You may have seen that Johnny Holland has a great new series of posts out entitled “What I bring to UX from…”. I love these posts because they help us to think across talents and professions to gleam lessons from other fields. One article in this series, What I bring to UX from… working with delinquents & young offenders, caught my eye. I started to recall a blog series that I started last year and never took the time to finish, Reasons why UX Designers Are Like Therapists. This article inspired the #5 reason that we are like therapists. That is, to be successful, we both need to practice diplomacy. (Here are links to Reason #1, Reason #2, Reason #3, Reason #4.)
In the Johnny Holland article, the author points out the skill of diplomacy. In short, ti is the ability to lead someone to see the errors of their own ways without pointing out their errors directly to them. If you have ever been in therapy, you probably know that this is the goal of your therapist. Not so much to “tell you” what is bothering you, but to use his/her skills to get you to see it for yourself. By doing this the therapist is empowering you to be self sufficient as well as to change your point of view in order to make you more successful at seeing better results in your therapy.
One could argue that as a UX Designer, you need the same skill. First, you need diplomacy within your project teams and client relationships in order to advocate for your designs and help people to better understand, for themselves, why your role exists and the value that you bring. Further, you need to use diplomacy to help persistent, opinionated team members and clients to see where and why their genius design solution ideas may or may not work as well. For example, you have a client that insists that his/her site needs to utilize breadcrumbs to help people navigate through the site more easily. You know the type of clients that I’m talking about, right? The opinionated ones (put nicely). After doing some analysis and informal research you realize that the client’s idea of using breadcrumbs is not the correct solution. How do you decide to solve the problem? You can push your ideas on them, OR you can utilize the skill of diplomacy to help paint a picture of why one idea is better than the other.

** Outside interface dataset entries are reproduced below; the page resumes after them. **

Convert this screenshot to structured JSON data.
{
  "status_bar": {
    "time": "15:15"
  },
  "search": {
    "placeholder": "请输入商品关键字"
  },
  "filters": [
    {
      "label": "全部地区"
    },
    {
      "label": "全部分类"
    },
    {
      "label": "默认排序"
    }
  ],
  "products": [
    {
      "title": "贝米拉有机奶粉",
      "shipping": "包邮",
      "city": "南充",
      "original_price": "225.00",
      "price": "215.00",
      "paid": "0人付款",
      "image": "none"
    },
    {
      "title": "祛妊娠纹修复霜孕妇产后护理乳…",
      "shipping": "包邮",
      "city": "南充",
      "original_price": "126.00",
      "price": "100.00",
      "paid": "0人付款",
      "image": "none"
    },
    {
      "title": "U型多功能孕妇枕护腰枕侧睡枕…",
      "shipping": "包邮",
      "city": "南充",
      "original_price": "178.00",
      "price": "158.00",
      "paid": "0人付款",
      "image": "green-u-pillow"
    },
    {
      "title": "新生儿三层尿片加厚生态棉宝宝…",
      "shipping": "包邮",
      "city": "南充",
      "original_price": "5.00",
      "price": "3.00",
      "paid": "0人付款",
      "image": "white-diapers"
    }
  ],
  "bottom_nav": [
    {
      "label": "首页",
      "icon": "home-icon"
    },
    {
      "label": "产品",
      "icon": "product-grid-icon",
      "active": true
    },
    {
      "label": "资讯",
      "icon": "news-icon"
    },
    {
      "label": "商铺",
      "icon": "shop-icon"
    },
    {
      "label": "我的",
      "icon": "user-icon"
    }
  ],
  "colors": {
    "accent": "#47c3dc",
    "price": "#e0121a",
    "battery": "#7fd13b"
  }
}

Second, you need the skill of diplomacy to help guide your users through the different products and services you are designing. You cannot just shove a site or a design at a user without first thinking of how that site or design helps to paint a clear point of view of how to complete the task or get the content the user needs. Thus design 101 is really a type of visual diplomacy (in a very high level sense).

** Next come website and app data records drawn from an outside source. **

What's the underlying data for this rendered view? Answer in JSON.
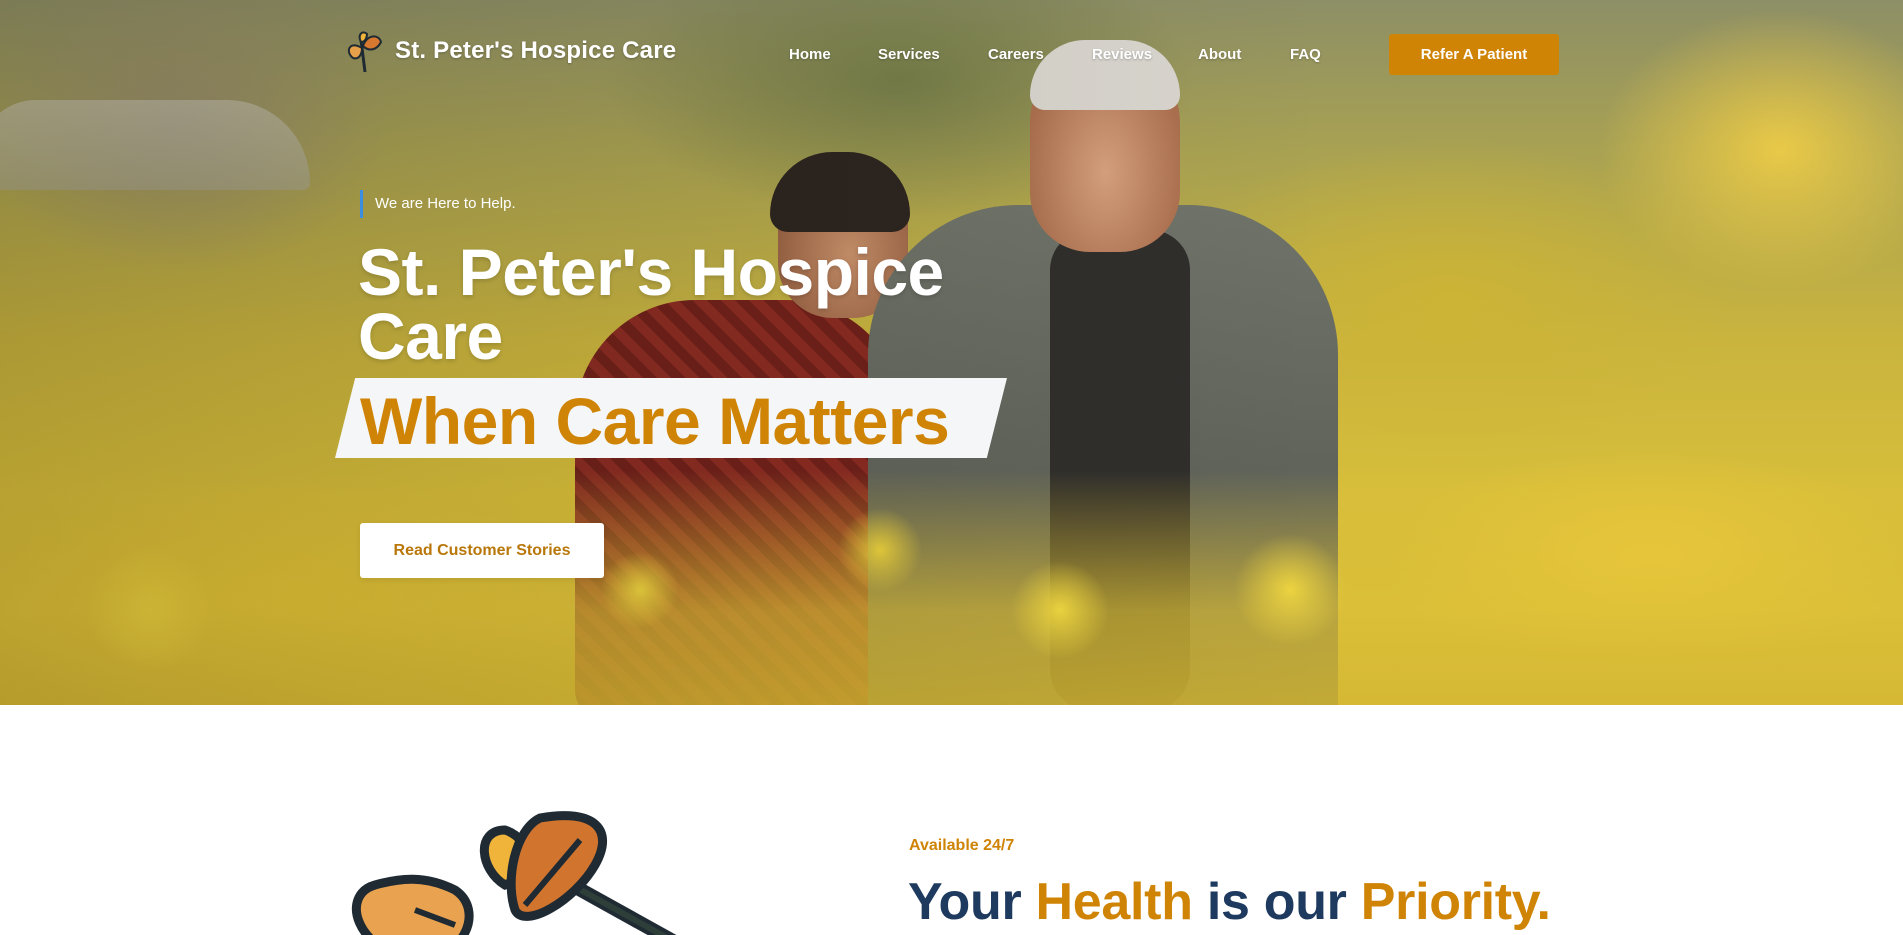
{
  "brand": {
    "name": "St. Peter's Hospice Care",
    "logo_icon": "leaf-logo-icon"
  },
  "nav": {
    "items": [
      {
        "label": "Home"
      },
      {
        "label": "Services"
      },
      {
        "label": "Careers"
      },
      {
        "label": "Reviews"
      },
      {
        "label": "About"
      },
      {
        "label": "FAQ"
      }
    ],
    "cta_label": "Refer A Patient"
  },
  "hero": {
    "eyebrow": "We are Here to Help.",
    "title": "St. Peter's Hospice Care",
    "tagline": "When Care Matters",
    "button_label": "Read Customer Stories"
  },
  "section": {
    "eyebrow": "Available 24/7",
    "heading_parts": [
      "Your",
      "Health",
      "is our",
      "Priority."
    ]
  },
  "colors": {
    "accent": "#cf8406",
    "navy": "#1e3a5f",
    "eyebrow_bar": "#3b8de0"
  }
}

By utilizing diaplomacy, the outcomes are similar to those of a therpist. You are allowing your project teams, clients and users to be more self sufficient as well as helping them to shape their own point of view. This is one of the artistic parts of UX design, getting people from both sides of the product (back end facing and front end facing) to see the narrative that you are creating for mutual product success. Teams and clients become better at understanding your role and your expertise, and users become better at being successful while using your products and services. It’s a win-win.